It has worked out best for me to cut from the long edge of the piece to the short edge. Doing it the other way will leave your error on the long side. If that’s what is showing then you probably don’t want to do that. It’s easier to fix a short edge than a long edge.






Verification CircleIt’s always a good idea to verify the accuracy of your curve. I just took a compass and drew a circle on which I could set the piece that was cut.

I’ve found that cutting too quickly can lead to a flat spot on the curve because of blade drift. Band saws really aren’t great curve cutters, but by going slowly you can get a nice smooth curve.



Curve cut verificationIt was a perfect fit, a precise curve. No sanding.





Also, the results you get will vary based on the power of your saw, the type of blade you use, and the type and thickness of wood you are cutting. Your mileage may vary, as they say.  For my applications this is perfect for woods < 1″, especially the “masonite” type material used for templates.
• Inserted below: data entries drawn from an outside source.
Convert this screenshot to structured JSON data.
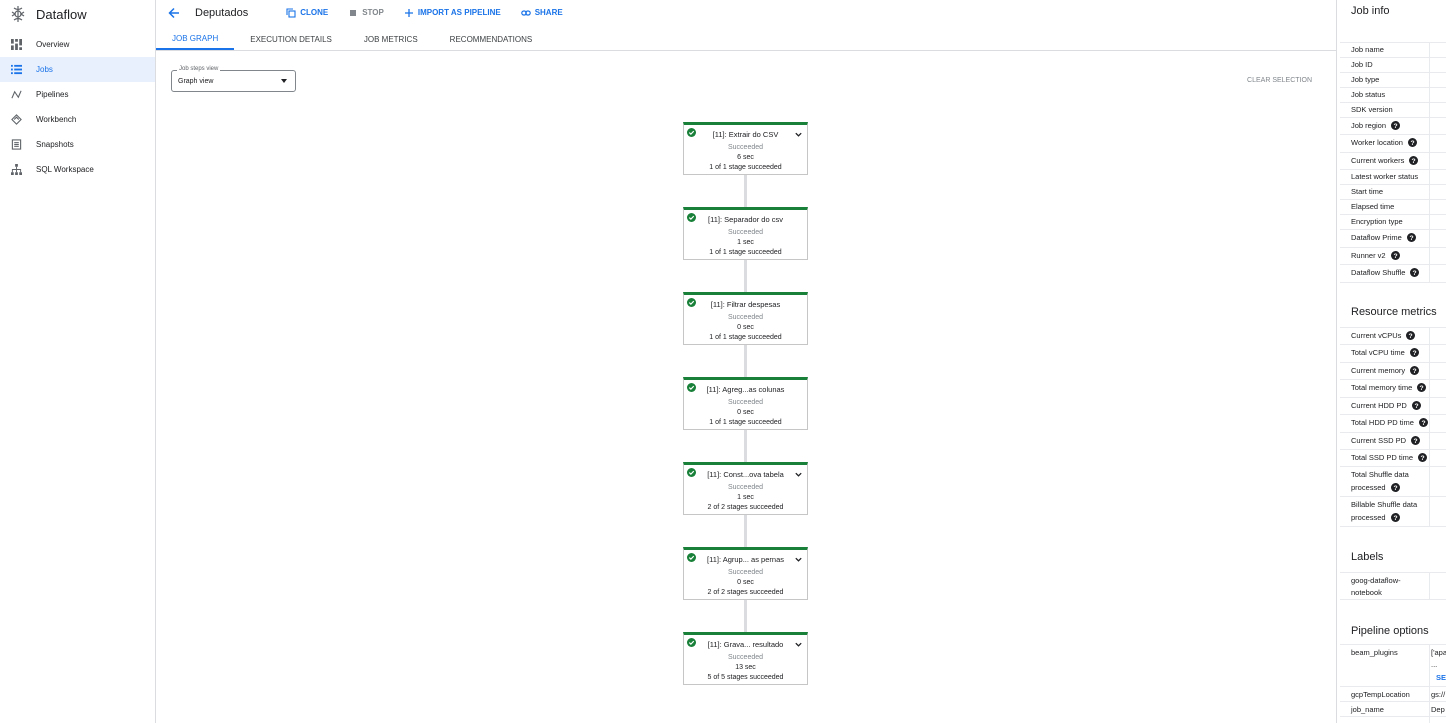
{
  "app": {
    "title": "Dataflow"
  },
  "sidebar": {
    "items": [
      {
        "label": "Overview",
        "icon": "dashboard-icon",
        "active": false
      },
      {
        "label": "Jobs",
        "icon": "list-icon",
        "active": true
      },
      {
        "label": "Pipelines",
        "icon": "pipelines-icon",
        "active": false
      },
      {
        "label": "Workbench",
        "icon": "workbench-icon",
        "active": false
      },
      {
        "label": "Snapshots",
        "icon": "snapshots-icon",
        "active": false
      },
      {
        "label": "SQL Workspace",
        "icon": "sql-workspace-icon",
        "active": false
      }
    ]
  },
  "header": {
    "job_title": "Deputados",
    "clone": "CLONE",
    "stop": "STOP",
    "import": "IMPORT AS PIPELINE",
    "share": "SHARE"
  },
  "tabs": [
    {
      "label": "JOB GRAPH",
      "active": true
    },
    {
      "label": "EXECUTION DETAILS",
      "active": false
    },
    {
      "label": "JOB METRICS",
      "active": false
    },
    {
      "label": "RECOMMENDATIONS",
      "active": false
    }
  ],
  "graph": {
    "steps_view_label": "Job steps view",
    "steps_view_value": "Graph view",
    "clear_selection": "CLEAR SELECTION",
    "nodes": [
      {
        "name": "[11]: Extrair do CSV",
        "status": "Succeeded",
        "time": "6 sec",
        "stages": "1 of 1 stage succeeded"
      },
      {
        "name": "[11]: Separador do csv",
        "status": "Succeeded",
        "time": "1 sec",
        "stages": "1 of 1 stage succeeded"
      },
      {
        "name": "[11]: Filtrar despesas",
        "status": "Succeeded",
        "time": "0 sec",
        "stages": "1 of 1 stage succeeded"
      },
      {
        "name": "[11]: Agreg...as colunas",
        "status": "Succeeded",
        "time": "0 sec",
        "stages": "1 of 1 stage succeeded"
      },
      {
        "name": "[11]: Const...ova tabela",
        "status": "Succeeded",
        "time": "1 sec",
        "stages": "2 of 2 stages succeeded"
      },
      {
        "name": "[11]: Agrup... as pernas",
        "status": "Succeeded",
        "time": "0 sec",
        "stages": "2 of 2 stages succeeded"
      },
      {
        "name": "[11]: Grava... resultado",
        "status": "Succeeded",
        "time": "13 sec",
        "stages": "5 of 5 stages succeeded"
      }
    ]
  },
  "job_info": {
    "title": "Job info",
    "rows": [
      {
        "label": "Job name",
        "help": false
      },
      {
        "label": "Job ID",
        "help": false
      },
      {
        "label": "Job type",
        "help": false
      },
      {
        "label": "Job status",
        "help": false
      },
      {
        "label": "SDK version",
        "help": false
      },
      {
        "label": "Job region",
        "help": true
      },
      {
        "label": "Worker location",
        "help": true
      },
      {
        "label": "Current workers",
        "help": true
      },
      {
        "label": "Latest worker status",
        "help": false
      },
      {
        "label": "Start time",
        "help": false
      },
      {
        "label": "Elapsed time",
        "help": false
      },
      {
        "label": "Encryption type",
        "help": false
      },
      {
        "label": "Dataflow Prime",
        "help": true
      },
      {
        "label": "Runner v2",
        "help": true
      },
      {
        "label": "Dataflow Shuffle",
        "help": true
      }
    ]
  },
  "resource_metrics": {
    "title": "Resource metrics",
    "rows": [
      {
        "label": "Current vCPUs",
        "help": true
      },
      {
        "label": "Total vCPU time",
        "help": true
      },
      {
        "label": "Current memory",
        "help": true
      },
      {
        "label": "Total memory time",
        "help": true
      },
      {
        "label": "Current HDD PD",
        "help": true
      },
      {
        "label": "Total HDD PD time",
        "help": true
      },
      {
        "label": "Current SSD PD",
        "help": true
      },
      {
        "label": "Total SSD PD time",
        "help": true
      }
    ],
    "shuffle_processed_l1": "Total Shuffle data",
    "shuffle_processed_l2": "processed",
    "billable_shuffle_l1": "Billable Shuffle data",
    "billable_shuffle_l2": "processed"
  },
  "labels": {
    "title": "Labels",
    "label_l1": "goog-dataflow-",
    "label_l2": "notebook"
  },
  "pipeline_options": {
    "title": "Pipeline options",
    "beam_plugins_key": "beam_plugins",
    "beam_plugins_val": "['apa",
    "beam_plugins_more": "...",
    "see_more": "SE",
    "gcp_temp_key": "gcpTempLocation",
    "gcp_temp_val": "gs://",
    "job_name_key": "job_name",
    "job_name_val": "Dep"
  },
  "colors": {
    "accent": "#1a73e8",
    "success": "#188038",
    "active_bg": "#e8f0fe"
  }
}
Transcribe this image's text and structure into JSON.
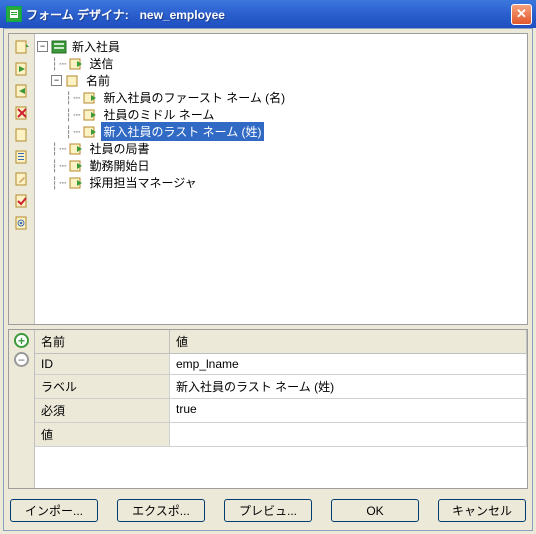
{
  "title_prefix": "フォーム デザイナ:",
  "title_name": "new_employee",
  "tree": {
    "root": "新入社員",
    "n_send": "送信",
    "n_name": "名前",
    "n_first": "新入社員のファースト ネーム (名)",
    "n_middle": "社員のミドル ネーム",
    "n_last": "新入社員のラスト ネーム (姓)",
    "n_dept": "社員の局書",
    "n_start": "勤務開始日",
    "n_mgr": "採用担当マネージャ"
  },
  "props": {
    "header_name": "名前",
    "header_value": "値",
    "rows": [
      {
        "k": "ID",
        "v": "emp_lname"
      },
      {
        "k": "ラベル",
        "v": "新入社員のラスト ネーム (姓)"
      },
      {
        "k": "必須",
        "v": "true"
      },
      {
        "k": "値",
        "v": ""
      }
    ]
  },
  "buttons": {
    "import": "インポー...",
    "export": "エクスポ...",
    "preview": "プレビュ...",
    "ok": "OK",
    "cancel": "キャンセル"
  }
}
Notes: I’m using 1/2″ dowel. The size you choose is not significant except with respect to how firmly it mounts in the jig. I found 1/2″ does the job nicely.

Also, I put a screw into the bottom of the dowel to spread it a bit and hold it firmly in place. That makes it removable for later use doing inside curves. Or, you could glue yours in place and make two dowel units, one for inside curves and one for outside curves.


A little later on I’ll show the jig’s use for an inside curve. I’m doing this because the production goal is to modify table design to more of a French-ish appearance by exchanging the outside curves for inside curves. But I’ve not got that one down or finished yet.


The Steel City 50110 is the same as the Wen 3962. There are other units which are nearly identical units and which are priced close to this model.  I chose it because it can do a resaw up to 6″ whereas the others have about a 4 3/8″ resaw height. It’s not that I’m going to be cutting pieces this thick. But what the extra height allows is, for me, more working room and convenience when cutting whatever. Space is good. It allows for more safety.